The use of excitation and emission filter wheels can improve image quality for multi-wavelength imaging. With a multiband dichroic mirror mounted in a stationary position within the microscope, it is possible to switch through excitation and emission filters much faster than between individual filter cubes. These filter sets are often known as “Sedat.” Sequential images can then be acquired at high speed and combined using computer software. While this is a good solution that minimizes bleed-through, there is still temporal separation between the images, which can result in image artifacts or simply missing high-speed cellular events. Light source manufacturers took note of this problem and have developed LED sources that allow the insertion of excitation filters directly in front of individual LEDs. Since many white light sources are constructed of multiple LEDs (Figure 2), it is possible to switch on and filter each LED individually. This means that no mechanical parts need to move when switching between wavelengths since they can be controlled electronically.
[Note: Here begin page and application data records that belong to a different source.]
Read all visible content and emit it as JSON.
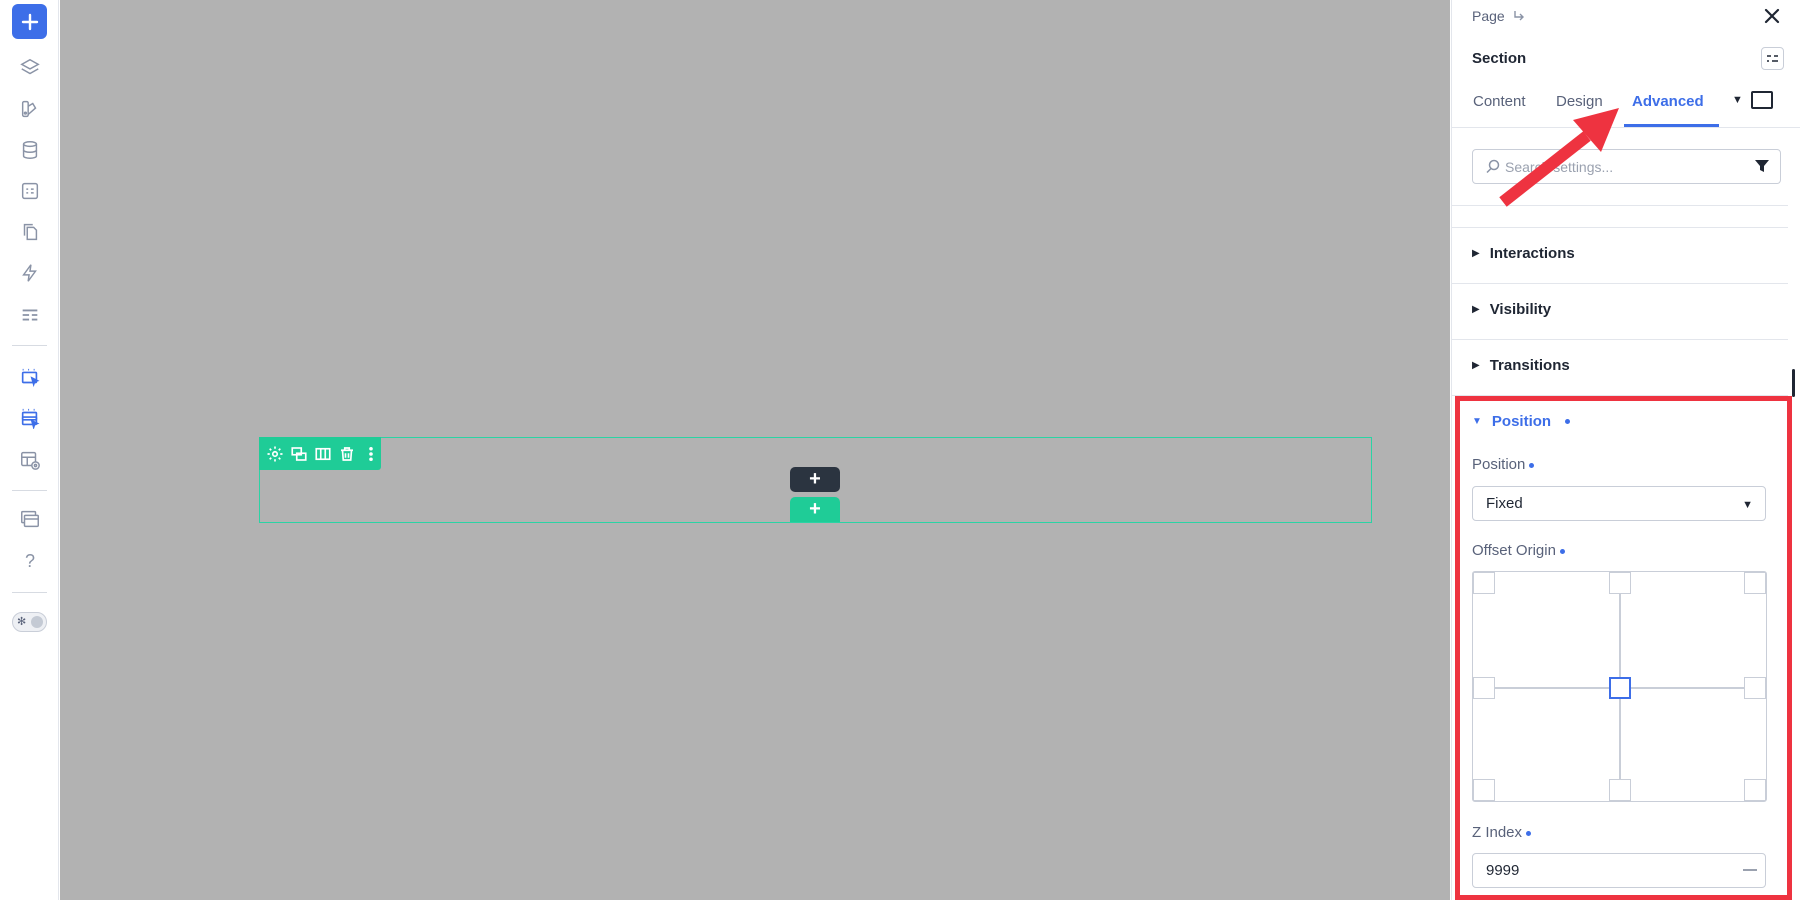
{
  "panel": {
    "breadcrumb": "Page",
    "section_title": "Section",
    "tabs": [
      "Content",
      "Design",
      "Advanced"
    ],
    "active_tab": "Advanced",
    "search_placeholder": "Search settings...",
    "accordions": {
      "interactions": "Interactions",
      "visibility": "Visibility",
      "transitions": "Transitions",
      "position": "Position"
    },
    "position_label": "Position",
    "position_value": "Fixed",
    "offset_origin_label": "Offset Origin",
    "offset_origin_selected": "center",
    "z_index_label": "Z Index",
    "z_index_value": "9999"
  },
  "canvas": {
    "add_buttons": [
      "+",
      "+"
    ]
  },
  "colors": {
    "accent": "#3d6ee8",
    "section_green": "#1fcc97",
    "canvas_bg": "#b2b2b2",
    "annotation_red": "#ee3340"
  },
  "icons": {
    "left_toolbar": [
      "plus-icon",
      "layers-icon",
      "theme-icon",
      "database-icon",
      "forms-icon",
      "pages-icon",
      "lightning-icon",
      "layout-icon",
      "select-element-icon",
      "select-multiple-icon",
      "preview-layout-icon",
      "windows-icon",
      "help-icon",
      "theme-toggle"
    ],
    "section_toolbar": [
      "gear-icon",
      "duplicate-icon",
      "columns-icon",
      "trash-icon",
      "more-vertical-icon"
    ]
  }
}
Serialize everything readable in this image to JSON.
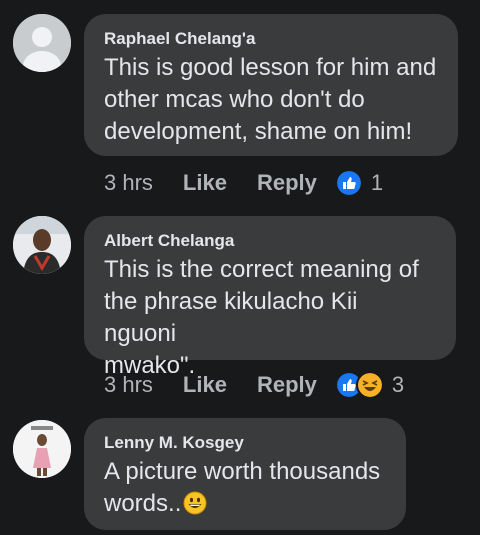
{
  "comments": [
    {
      "author": "Raphael Chelang'a",
      "text": "This is good lesson for him and\nother mcas who don't do\ndevelopment, shame on him!",
      "time": "3 hrs",
      "like_label": "Like",
      "reply_label": "Reply",
      "reactions": [
        "like-reaction-icon"
      ],
      "reaction_count": "1"
    },
    {
      "author": "Albert Chelanga",
      "text": "This is the correct meaning of\nthe phrase kikulacho Kii nguoni\nmwako\".",
      "time": "3 hrs",
      "like_label": "Like",
      "reply_label": "Reply",
      "reactions": [
        "like-reaction-icon",
        "haha-reaction-icon"
      ],
      "reaction_count": "3"
    },
    {
      "author": "Lenny M. Kosgey",
      "text": "A picture worth thousands\nwords..",
      "emoji": "grinning-face-icon"
    }
  ],
  "colors": {
    "background": "#18191a",
    "bubble": "#3a3b3c",
    "like_blue": "#1877f2",
    "haha_yellow": "#f7b125"
  }
}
When this is used in combination with a multiband dichroic mirror and emission filter, the speed of the experiment is limited only by the speed of the camera. High-speed, high-contrast sequential images then can be acquired and digitally combined without suffering from pixel shift. This approach provides the optimal solution for high-speed live cell multicolor imaging, providing high contrast without the need to purchase multiple emission filters or filter wheels. Filter manufacturers have introduced specialist “Pinkel” multiband filter sets, designed specifically for this application, which are suitable for the most common combinations of fluorophores.


Filter cube switching

Figure 4 shows the result when a user selects the cube containing the mCherry filter set for image acquisition and then moves the cube in the filter turret to the Cy5 filter set to acquire a Cy5 image. Once acquired, these images can be digitally combined to give a multicolor image.

Figure 4: Imaging multiple fluorophores in Cos-7 cells. (Left) mCherry, (middle) Cy5, and (right) composite of mCherry and Cy5. A variety of filter setups allow researchers to image multiple fluorophores, such as using single band filter cubes for mCherry and Cy5, and combining the images.

New filters for LEDs

The next step in filter optimization is to design the optical filters themselves to match individual fluorophores and LED wavelengths. Many standard filter sets are designed around mercury rather than LED peaks, which can lead to sub-optimal experimental conditions, low-quality images, and inaccurate results. Filters are becoming available that are perfectly matched to the spectra of LED wavelengths and common fluorophores such as mCherry, right across the spectrum. For example, new excitation bandwidths now harvest maximum power from LED peaks to increase intensity for single-color imaging (Figure 5), and emission filters reduce bleed-through during multicolor imaging.

Figure 5: Single band filter set for mCherry optimized for LED peaks used to image Convallaria (top). This filter set broadens the excitation filter to harvest more light from the GYR LED, resulting in a brighter image compared to standard filters (bottom).


LEDs have come a long way in just a few years, and they now provide superior illumination for fluorescence imaging, with many advantages over traditional light sources. As LEDs become more powerful and LED-optimized filters become available, understanding how best to optimize the experimental setup will become more important. Even now a filter setup can be optimized to achieve high-contrast, high-speed, and multicolor imaging, while at the same time delivering accurate results and minimal light exposure to the sample.


[1]Young, IT et al. , Proc SPIE 5324 (2004) doi: 10.1117/12.525932.
[2]Green Light Laboratories Limited, “Fluorescence Microscopy: Mercury Vs L.E.D.,” 2017.